Entertainment commissioner Audrey Joseph is, by her own assessment, a tough cookie. She successfully beat back a developer's efforts to close her old SoMa nightclub. She attended her first Halloween in the Castro as a windup doll. And when skinheads targeted the famously gay Halloween event in the late 1980s, Joseph helped form the Gay Guards. But for all that, she is the first to admit that her latest gig — which involves helping Sup. Bevan Dufty and Mayor Gavin Newsom move Halloween festivities out of the Castro — won't be easy.

"Sometimes I feel like a whipping post," Joseph told the Guardian the day after she gave the city's first public presentation of the Dufty-Newsom plan to move the event into a parking lot behind AT&T Park — a lot that just happens to lie in the district of Newsom nemesis Sup. Chris Daly.

With Dufty stuck in traffic, though he did show up later, and Newsom nowhere in sight, Joseph was flying solo May 30 as she laid out their plan to an audience that was composed primarily of middle-aged Castro business and property owners. The city won't close Market and Castro streets, and it won't provide portable toilets or entertainment in the Castro, but it will police the area, and Castro merchants will be asked to voluntarily close early.

"We'd love to see the Castro dead," Joseph said as she laid out plans to lure Halloween revelers into the stadium parking lot by holding a concert featuring an as-yet-unnamed mainstream entertainer.

Some Castro residents expressed ambivalence about killing off what one attendee said amounts to "a sacred holiday" for the gay community, others pointed out that it would take a major hip-hop artist to lure the bridge-and-tunnel crowd to a concert that will cost $10 to $25 a pop, and bar owner Greg Bronstein questioned the sanity of closing early on what is the busiest business night of the year. Deputy police chief David Shinn pointed out that unlike New York's 30,000-strong police force, which can encircle the Big Apple's Halloween parade, the San Francisco Police Department's 2,400 officers cannot ring the Castro.

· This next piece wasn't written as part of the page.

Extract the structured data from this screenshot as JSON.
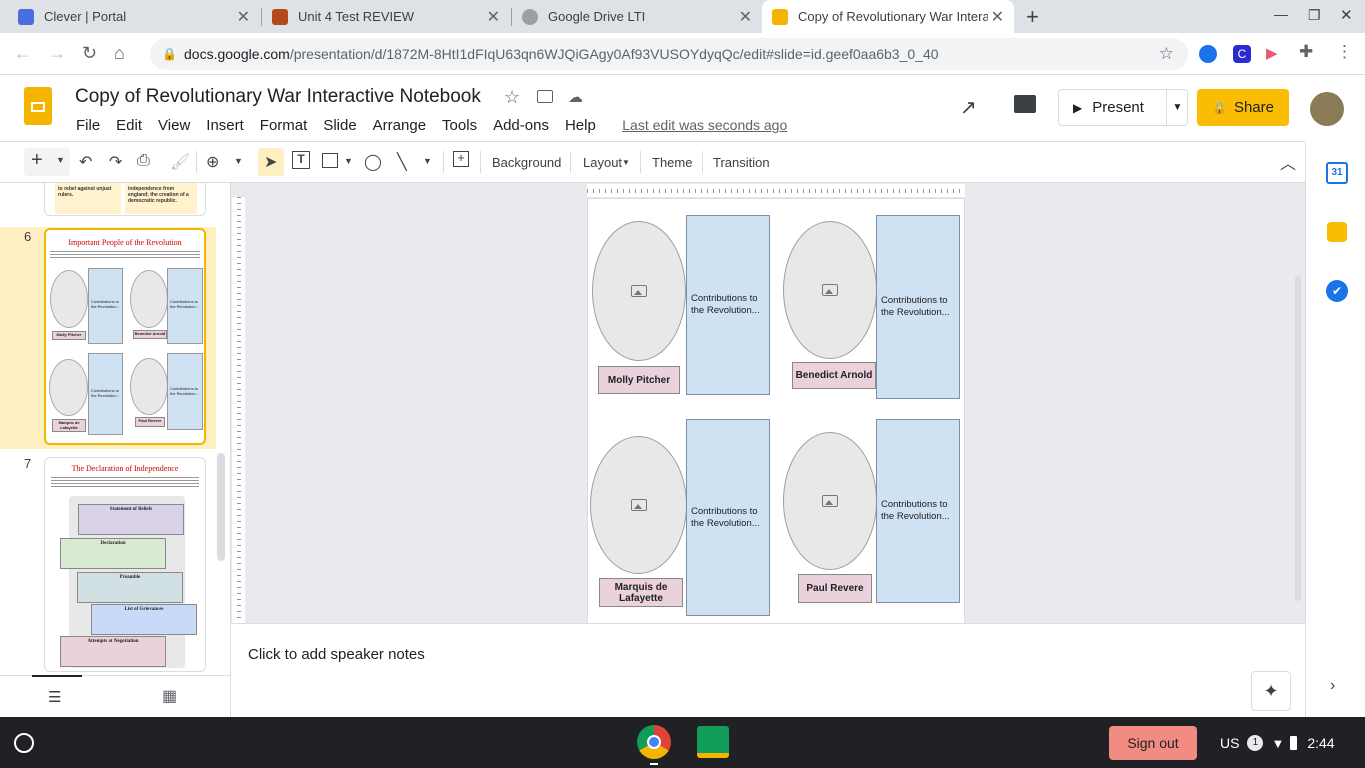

"We've heard everyone's cries about wanting Halloween out of the Castro," Joseph told the crowd. But her headache stemmed from the fact that her audience represented a small but highly vocal fraction of the 49,839 registered voters in Dufty's district — and similarly small but vocal groups exist in Daly's district too. Rincon Tenants Association president David Osgood decries the proposed plan as "the worst case of NIMBYism."

"This is an obvious effort by one neighborhood to get rid of their own event," Osgood told the Guardian. "But people are going to go to the Castro anyway. Halloween in the Castro has a flamboyance you don't get anywhere else. Moving Halloween to the Embarcadero is like trying to move Mardi Gras out of New Orleans to Omaha. It's just not going to work. It needs to be planned where it is."

But Joseph has high hopes for AT&T Park as a Halloween site, even though she has had a hard time finding event promoters. "The site is bigger, there's less residential impact, it's right on a Muni line, and we won't have to stop traffic on the Embarcadero during rush hour when we're setting up," she said.

Defending the lack of community meetings about Halloween in the past six months (something Newsom and Dufty had promised), Joseph said, "The city had to debrief from last year's event, make a plan, and get Supervisors Dufty and Chris Daly to sign off on it, since both districts are involved, then meet with the mayor, the port, and a string of musical promoters."

As for concerns that people will just show up in the Castro or drift there once the city pulls the plug on the stadium parking lot concert at 10 p.m., Joseph said, "I'm open to suggestions.